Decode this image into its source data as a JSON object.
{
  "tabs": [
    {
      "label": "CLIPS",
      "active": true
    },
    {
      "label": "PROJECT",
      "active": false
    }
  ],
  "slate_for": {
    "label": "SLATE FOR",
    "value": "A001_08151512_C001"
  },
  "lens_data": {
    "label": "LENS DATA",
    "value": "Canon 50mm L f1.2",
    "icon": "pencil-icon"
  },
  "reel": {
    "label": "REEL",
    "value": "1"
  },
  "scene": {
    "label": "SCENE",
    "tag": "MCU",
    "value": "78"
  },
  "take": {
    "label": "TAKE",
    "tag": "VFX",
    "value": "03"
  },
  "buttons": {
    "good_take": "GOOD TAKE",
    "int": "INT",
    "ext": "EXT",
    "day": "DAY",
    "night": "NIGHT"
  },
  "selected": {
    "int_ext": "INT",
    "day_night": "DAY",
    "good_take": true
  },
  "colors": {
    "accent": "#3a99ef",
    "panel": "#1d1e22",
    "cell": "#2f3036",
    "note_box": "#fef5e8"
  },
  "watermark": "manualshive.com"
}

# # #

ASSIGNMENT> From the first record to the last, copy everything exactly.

TASK ANSWER>
Decode this image into its source data as a JSON object.
{
  "tabs": [
    {
      "label": "CLIPS",
      "active": true
    },
    {
      "label": "PROJECT",
      "active": false
    }
  ],
  "slate_for": {
    "label": "SLATE FOR",
    "value": "A001_08151512_C001"
  },
  "lens_data": {
    "label": "LENS DATA",
    "value": "Canon 50mm L f1.2",
    "icon": "pencil-icon"
  },
  "reel": {
    "label": "REEL",
    "value": "1"
  },
  "scene": {
    "label": "SCENE",
    "tag": "MCU",
    "value": "78"
  },
  "take": {
    "label": "TAKE",
    "tag": "VFX",
    "value": "03"
  },
  "buttons": {
    "good_take": "GOOD TAKE",
    "int": "INT",
    "ext": "EXT",
    "day": "DAY",
    "night": "NIGHT"
  },
  "selected": {
    "int_ext": "INT",
    "day_night": "DAY",
    "good_take": true
  },
  "colors": {
    "accent": "#3a99ef",
    "panel": "#1d1e22",
    "cell": "#2f3036",
    "note_box": "#fef5e8"
  },
  "watermark": "manualshive.com"
}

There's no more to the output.